A scene from "Paranormal Activity 3." (Paramount )
"Paranormal Activity 3," the latest installment in the low-budget horror franchise, is far and away the sharpest, most wildly aware film in the series.
Directors Henry Joost and Ariel Schulman, known for their controversial Sundance film "Catfish," are working from the same essential bones as the previous two "Paranormal" movies — a family suspects a threatening, supernatural presence has invaded their home, and so they begin to videotape themselves around the clock in hopes of capturing proof. But there is a fresh, active energy here largely missing from the rather lumbering maneuvers of the earlier "found footage" fright flicks.
The "Paranormal" trilogy centers on two sisters who seem to be cursed by some sort of demon. The first film focused on one adult sister and the second on the other, so for this third film (written by Christopher Landon, also a screenwriter on "Paranormal Activity 2") the story goes back to the time when the siblings were children and answers some of the questions that have hovered over the series. (Namely, why them?)
With the majority of the action set in 1988, "Paranormal Activity 3" is supposedly sourced from videotape footage found relatively recently. Though the filmmakers have lots of fun with '80s aesthetics and artifacts — a Teddy Ruxpin doll is mined for queasy laughs — they don't go quite so far as to make the image look degraded like an old VHS tape as in Harmony Korine's art-horror outing "Trash Humpers."
Throughout, though, there is a newfound wit and invention. The blocking used to get characters (and scares) in and out of shots feels lively and fun, making the jolts hit harder and the thrills giddier.
Rather than the tight confinement of the previous two installments in the "Paranormal Activity" series — which were easier to talk about as products of a marketing phenomenon than as actual films because there frankly wasn't much to them — this one feels downright expansive, with secondary characters (a co-worker friend, a baby sitter, the girls' grandmother) and a change of location for the finale.
All of this proves that Joost and Schulman are real filmmakers and not just stunt artists, more convincing at making a plainly fictional film that purports to be reality than a documentary of shaky authenticity.

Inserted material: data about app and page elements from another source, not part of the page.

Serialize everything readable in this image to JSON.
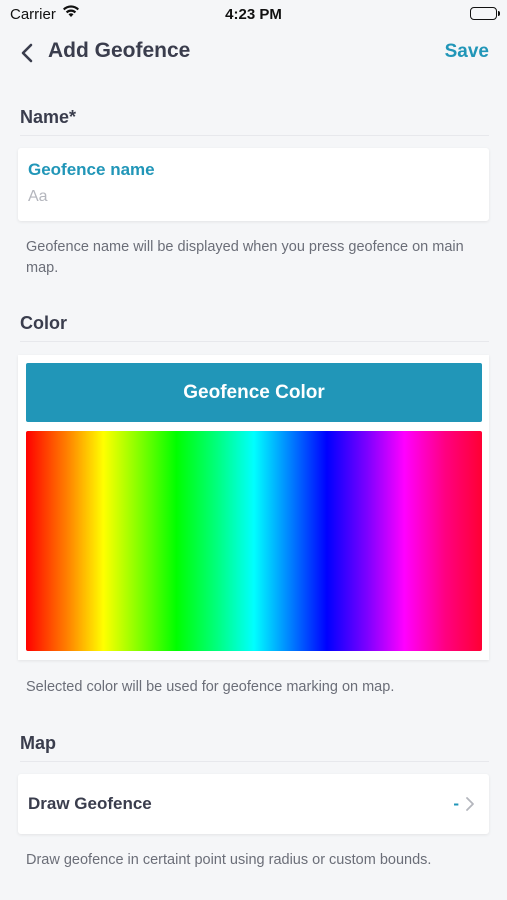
{
  "status_bar": {
    "carrier": "Carrier",
    "time": "4:23 PM"
  },
  "nav": {
    "title": "Add Geofence",
    "save_label": "Save"
  },
  "name_section": {
    "header": "Name*",
    "field_label": "Geofence name",
    "placeholder": "Aa",
    "value": "",
    "helper": "Geofence name will be displayed when you press geofence on main map."
  },
  "color_section": {
    "header": "Color",
    "button_label": "Geofence Color",
    "helper": "Selected color will be used for geofence marking on map.",
    "accent_color": "#2196b8"
  },
  "map_section": {
    "header": "Map",
    "row_label": "Draw Geofence",
    "row_value": "-",
    "helper": "Draw geofence in certaint point using radius or custom bounds."
  },
  "colors": {
    "accent": "#2196b8",
    "text": "#3a3d4d",
    "muted": "#6b6e78",
    "background": "#f5f6f8"
  },
  "icons": [
    "wifi-icon",
    "battery-icon",
    "chevron-left-icon",
    "chevron-right-icon"
  ]
}
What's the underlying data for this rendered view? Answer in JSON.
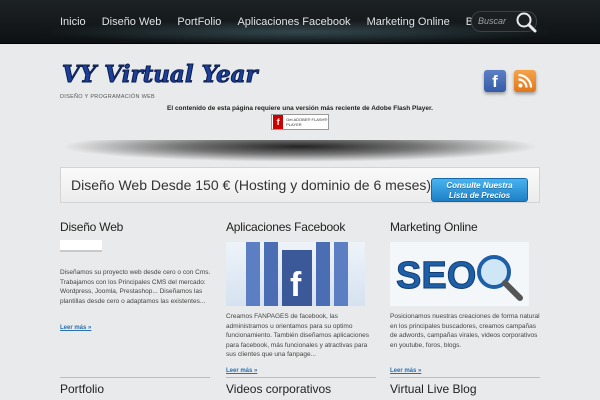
{
  "nav": {
    "items": [
      "Inicio",
      "Diseño Web",
      "PortFolio",
      "Aplicaciones Facebook",
      "Marketing Online",
      "Blog"
    ],
    "search_placeholder": "Buscar"
  },
  "header": {
    "logo_text": "VY Virtual Year",
    "tagline": "DISEÑO Y PROGRAMACIÓN WEB",
    "flash_message": "El contenido de esta página requiere una versión más reciente de Adobe Flash Player.",
    "flash_button": "Get ADOBE® FLASH® PLAYER"
  },
  "banner": {
    "text": "Diseño Web Desde 150 € (Hosting y dominio de 6 meses)",
    "button_line1": "Consulte Nuestra",
    "button_line2": "Lista de Precios"
  },
  "columns": [
    {
      "title": "Diseño Web",
      "text": "Diseñamos su proyecto web desde cero o con Cms. Trabajamos con los Principales CMS del mercado: Wordpress, Joomla, Prestashop... Diseñamos las plantillas desde cero o adaptamos las existentes...",
      "more": "Leer más »"
    },
    {
      "title": "Aplicaciones Facebook",
      "text": "Creamos FANPAGES de facebook, las administramos u orientamos para su optimo funcionamiento. También diseñamos aplicaciones para facebook, más funcionales y atractivas para sus clientes que una fanpage...",
      "more": "Leer más »"
    },
    {
      "title": "Marketing Online",
      "text": "Posicionamos nuestras creaciones de forma natural en los principales buscadores, creamos campañas de adwords, campañas virales, videos corporativos en youtube, foros, blogs.",
      "more": "Leer más »"
    }
  ],
  "bottom_titles": [
    "Portfolio",
    "Videos corporativos",
    "Virtual Live Blog"
  ],
  "images": {
    "seo_text": "SEO",
    "fb_letter": "f"
  },
  "colors": {
    "nav_bg": "#111517",
    "link": "#2a6fb0",
    "button_blue": "#2a8fd8",
    "facebook": "#3b5998",
    "rss": "#f08a24"
  }
}
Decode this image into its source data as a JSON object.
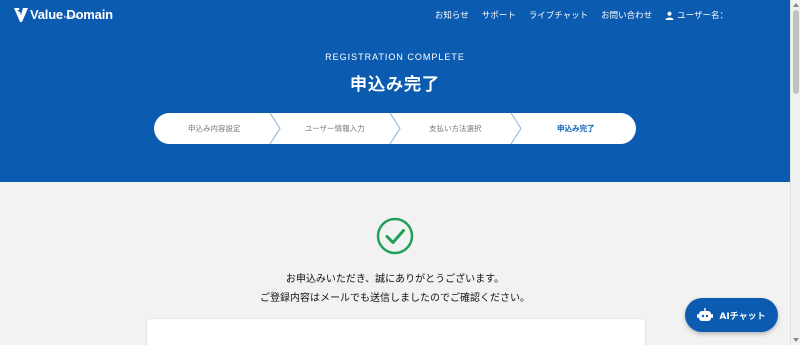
{
  "header": {
    "logo_text": "Value Domain",
    "logo_sub": "by GMO",
    "nav": [
      "お知らせ",
      "サポート",
      "ライブチャット",
      "お問い合わせ"
    ],
    "user_label": "ユーザー名："
  },
  "hero": {
    "subtitle_en": "REGISTRATION COMPLETE",
    "title": "申込み完了",
    "steps": [
      "申込み内容設定",
      "ユーザー情報入力",
      "支払い方法選択",
      "申込み完了"
    ],
    "active_step": 4
  },
  "main": {
    "message_line1": "お申込みいただき、誠にありがとうございます。",
    "message_line2": "ご登録内容はメールでも送信しましたのでご確認ください。"
  },
  "ai_chat": {
    "label": "AIチャット"
  },
  "colors": {
    "brand": "#0b5bb0",
    "success": "#1fa055"
  }
}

Though some of the core problems of logic and framing of the "Paranormal" franchise remain — who is controlling the footage during the signature fast-forwarding sections, making the edits or, this time around, loading that tape into a VCR? — with "Paranormal Activity 3" directors Joost and Schulman have conjured a hipster horror picture that should nevertheless satisfy fans still hungry for more.